* **What you will do**
Which lines below contain "Microsoft"? Pull them out.

* **Task input**

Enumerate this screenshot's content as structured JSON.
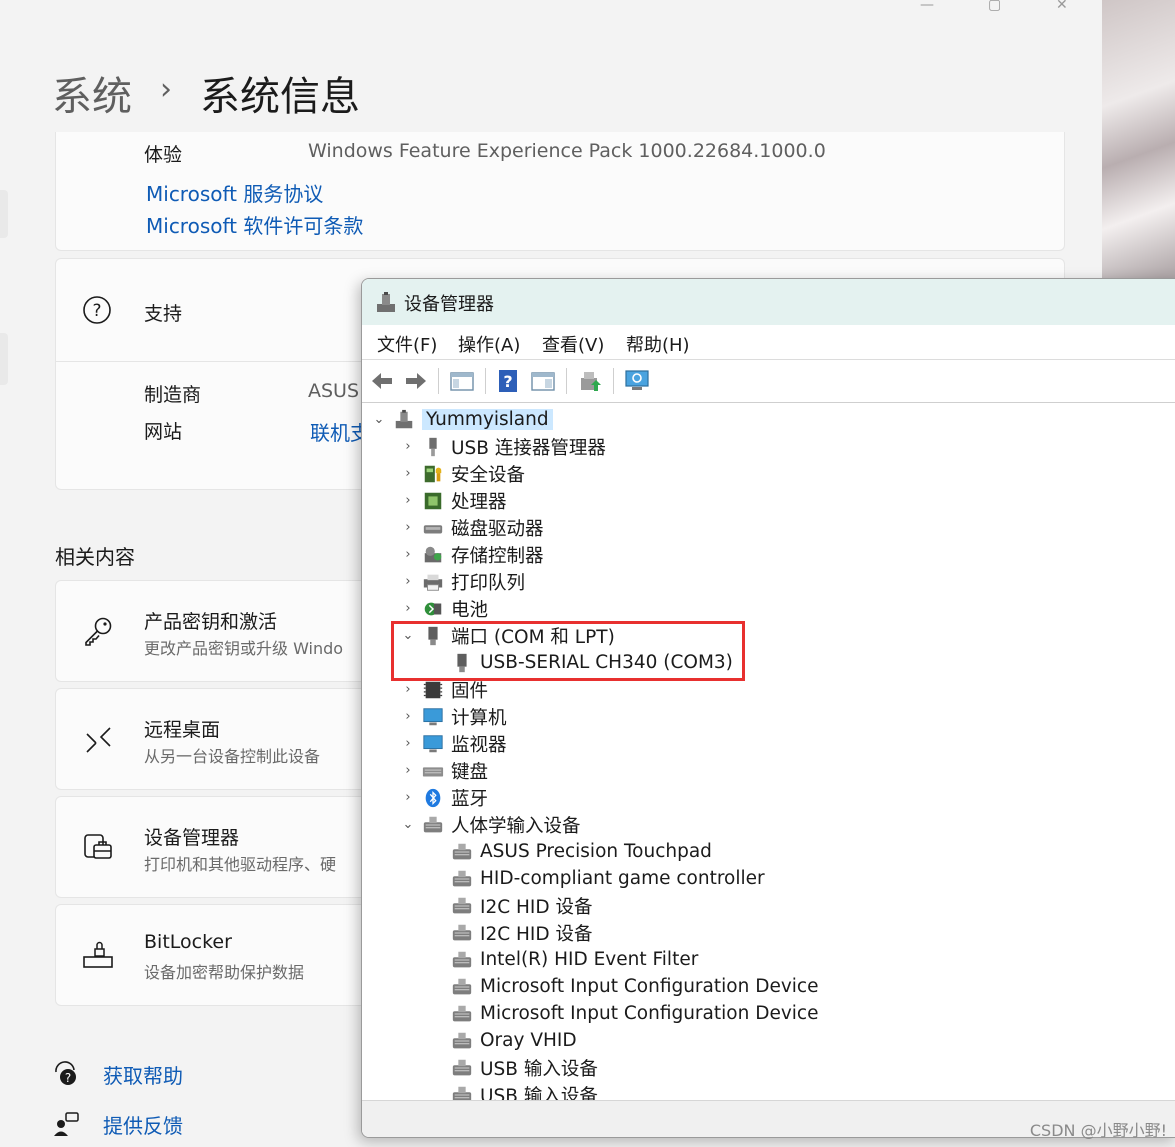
{
  "settings": {
    "breadcrumb_parent": "系统",
    "breadcrumb_sep": "›",
    "breadcrumb_current": "系统信息",
    "experience_label": "体验",
    "experience_value": "Windows Feature Experience Pack 1000.22684.1000.0",
    "link_service": "Microsoft 服务协议",
    "link_license": "Microsoft 软件许可条款",
    "support_title": "支持",
    "manufacturer_label": "制造商",
    "manufacturer_value": "ASUS",
    "website_label": "网站",
    "website_value": "联机支",
    "related_title": "相关内容",
    "related": [
      {
        "title": "产品密钥和激活",
        "subtitle": "更改产品密钥或升级 Windo",
        "icon": "key-icon"
      },
      {
        "title": "远程桌面",
        "subtitle": "从另一台设备控制此设备",
        "icon": "remote-desktop-icon"
      },
      {
        "title": "设备管理器",
        "subtitle": "打印机和其他驱动程序、硬",
        "icon": "device-manager-icon"
      },
      {
        "title": "BitLocker",
        "subtitle": "设备加密帮助保护数据",
        "icon": "bitlocker-icon"
      }
    ],
    "help_link": "获取帮助",
    "feedback_link": "提供反馈"
  },
  "device_manager": {
    "title": "设备管理器",
    "menu": [
      "文件(F)",
      "操作(A)",
      "查看(V)",
      "帮助(H)"
    ],
    "root": "Yummyisland",
    "tree": [
      {
        "label": "USB 连接器管理器",
        "icon": "usb-connector-icon",
        "expanded": false
      },
      {
        "label": "安全设备",
        "icon": "security-device-icon",
        "expanded": false
      },
      {
        "label": "处理器",
        "icon": "processor-icon",
        "expanded": false
      },
      {
        "label": "磁盘驱动器",
        "icon": "disk-drive-icon",
        "expanded": false
      },
      {
        "label": "存储控制器",
        "icon": "storage-controller-icon",
        "expanded": false
      },
      {
        "label": "打印队列",
        "icon": "printer-icon",
        "expanded": false
      },
      {
        "label": "电池",
        "icon": "battery-icon",
        "expanded": false
      },
      {
        "label": "端口 (COM 和 LPT)",
        "icon": "port-icon",
        "expanded": true,
        "children": [
          "USB-SERIAL CH340 (COM3)"
        ]
      },
      {
        "label": "固件",
        "icon": "firmware-icon",
        "expanded": false
      },
      {
        "label": "计算机",
        "icon": "computer-icon",
        "expanded": false
      },
      {
        "label": "监视器",
        "icon": "monitor-icon",
        "expanded": false
      },
      {
        "label": "键盘",
        "icon": "keyboard-icon",
        "expanded": false
      },
      {
        "label": "蓝牙",
        "icon": "bluetooth-icon",
        "expanded": false
      },
      {
        "label": "人体学输入设备",
        "icon": "hid-icon",
        "expanded": true,
        "children": [
          "ASUS Precision Touchpad",
          "HID-compliant game controller",
          "I2C HID 设备",
          "I2C HID 设备",
          "Intel(R) HID Event Filter",
          "Microsoft Input Configuration Device",
          "Microsoft Input Configuration Device",
          "Oray VHID",
          "USB 输入设备",
          "USB 输入设备"
        ]
      }
    ]
  },
  "watermark": "CSDN @小野小野!",
  "colors": {
    "link": "#0f5bb5",
    "highlight": "#e8302f",
    "title_bar": "#e4f2f0",
    "selection": "#cce8ff"
  }
}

* **Finished exercise**
    "link_service": "Microsoft 服务协议",
    "link_license": "Microsoft 软件许可条款",
          "Microsoft Input Configuration Device",
          "Microsoft Input Configuration Device",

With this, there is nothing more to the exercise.